I've been using DADGAD tuning since 1972. I remember on my first tour in Ireland, in 1977, how many guitar players were shocked and surprised by this sound. I came across this tuning completely by coincidence, fooling around with detuning strings and trying different sounds. It was years later that people told me the great English guitarist Davey Graham was also playing in DADGAD early on in his career. Anecdotally, Mr. Graham came to one of my shows years later at the Banbury Arts Center in the UK. I met him as he was waiting in the line for an autograph. I was humbled, and very happy that in a way he was giving me his blessings. I consider him to be the father of world music guitar.
At the beginning, I was attracted to DADGAD for the open sounds, bass in D, and the fact that I could concentrate on phrasing the melody line and just follow the bass. I was playing mainly in D position and had learned a few chords to help me sustain songs and tunes. The trick was to not always play in D and to not use open strings prominently. When I wanted to change tonality, I would use a capo, but I soon felt limited anyhow. Now, my approach has been less empiric and a wee bit more "scientific" or rational. I started to study the fretboard, harmony, chords, scales, different modes, and manners to play the same things by alternating different right and left hand techniques. I also developed harp style effects and started cross picking strings in the style of my mentor, the banjoist Bill Keith, and adapted his principles on the guitar.
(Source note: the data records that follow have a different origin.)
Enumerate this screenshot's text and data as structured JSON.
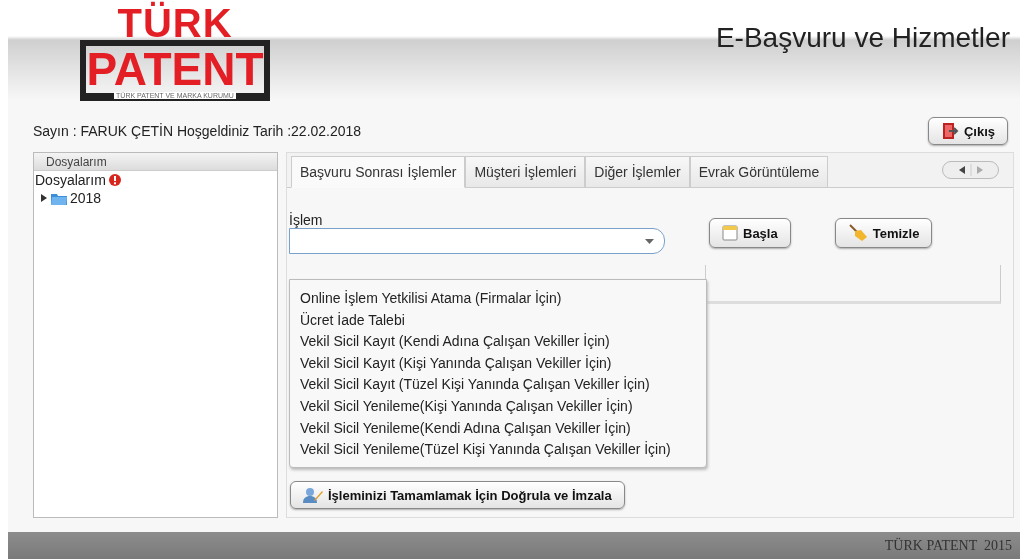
{
  "logo": {
    "line1": "TÜRK",
    "line2": "PATENT",
    "tagline": "TÜRK PATENT VE MARKA KURUMU"
  },
  "header": {
    "title": "E-Başvuru ve Hizmetler"
  },
  "welcome": "Sayın : FARUK ÇETİN Hoşgeldiniz Tarih :22.02.2018",
  "logout_button": "Çıkış",
  "sidebar": {
    "title": "Dosyalarım",
    "tree": [
      {
        "label": "Dosyalarım",
        "alert": true,
        "children": [
          {
            "label": "2018",
            "expanded": false,
            "alert": false
          }
        ]
      }
    ]
  },
  "tabs": [
    {
      "label": "Başvuru Sonrası İşlemler",
      "selected": true
    },
    {
      "label": "Müşteri İşlemleri",
      "selected": false
    },
    {
      "label": "Diğer İşlemler",
      "selected": false
    },
    {
      "label": "Evrak Görüntüleme",
      "selected": false
    }
  ],
  "form": {
    "label": "İşlem",
    "start_button": "Başla",
    "clear_button": "Temizle"
  },
  "dropdown_options": [
    "Online İşlem Yetkilisi Atama (Firmalar İçin)",
    "Ücret İade Talebi",
    "Vekil Sicil Kayıt (Kendi Adına Çalışan Vekiller İçin)",
    "Vekil Sicil Kayıt (Kişi Yanında Çalışan Vekiller İçin)",
    "Vekil Sicil Kayıt (Tüzel Kişi Yanında Çalışan Vekiller İçin)",
    "Vekil Sicil Yenileme(Kişi Yanında Çalışan Vekiller İçin)",
    "Vekil Sicil Yenileme(Kendi Adına Çalışan Vekiller İçin)",
    "Vekil Sicil Yenileme(Tüzel Kişi Yanında Çalışan Vekiller İçin)"
  ],
  "sign_button": "İşleminizi Tamamlamak İçin Doğrula ve İmzala",
  "footer": "TÜRK PATENT  2015"
}
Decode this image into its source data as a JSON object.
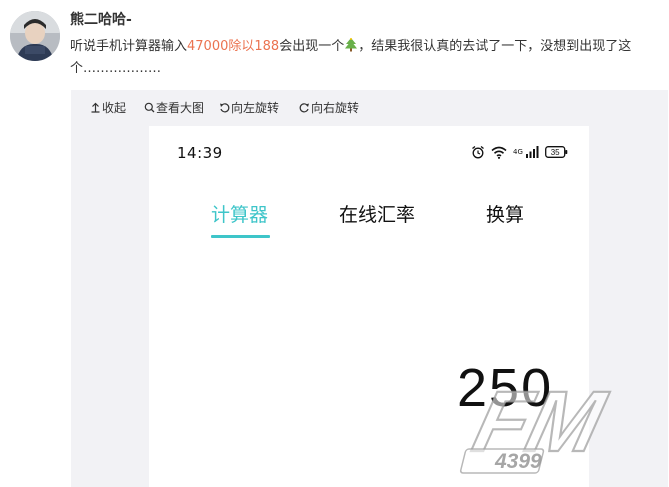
{
  "post": {
    "author": "熊二哈哈-",
    "text_before": "听说手机计算器输入",
    "text_highlight": "47000除以188",
    "text_after": "会出现一个",
    "text_tail": "，结果我很认真的去试了一下，没想到出现了这个………………"
  },
  "toolbar": {
    "collapse_label": "收起",
    "view_large_label": "查看大图",
    "rotate_left_label": "向左旋转",
    "rotate_right_label": "向右旋转"
  },
  "phone": {
    "status_time": "14:39",
    "network_label": "4G",
    "battery_level": "35",
    "tabs": [
      "计算器",
      "在线汇率",
      "换算"
    ],
    "active_tab": "计算器",
    "display_value": "250"
  },
  "watermark": {
    "logo_text": "FM",
    "logo_number": "4399"
  },
  "colors": {
    "highlight": "#eb7350",
    "accent": "#3ec5c9",
    "viewer_bg": "#f2f2f5"
  },
  "icons": [
    "avatar",
    "christmas-tree-icon",
    "collapse-icon",
    "zoom-icon",
    "rotate-left-icon",
    "rotate-right-icon",
    "alarm-icon",
    "wifi-icon",
    "signal-icon",
    "battery-icon"
  ]
}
In order to know the fretboard, play chords progressions, and improvise, it’s very important to study DADGAD the same way people would study standard tuning. This being said, the tuning is only a tool. The inspiration, ideas, organization and architecture of the music, feel, grove, etc. are the real keys. DADGAD has helped me articulate and structure my approach to music, but I could have probably achieved many different things in standard tuning and be just as happy. Maybe I’m saying this because I don't even notice that I'm playing in a different tuning, but my point is to dive deep into a tuning and study it hard, or you'll have no headroom for development and spontaneity. This being said, I'd like you not to think of this tuning just as an exotic departure, but as a way to think about playing anything. Indeed DADGAD is great for playing familiar tunes and having a new sound to them, but it’s also good for developing a drive/pleasure to keeping evolving as a player.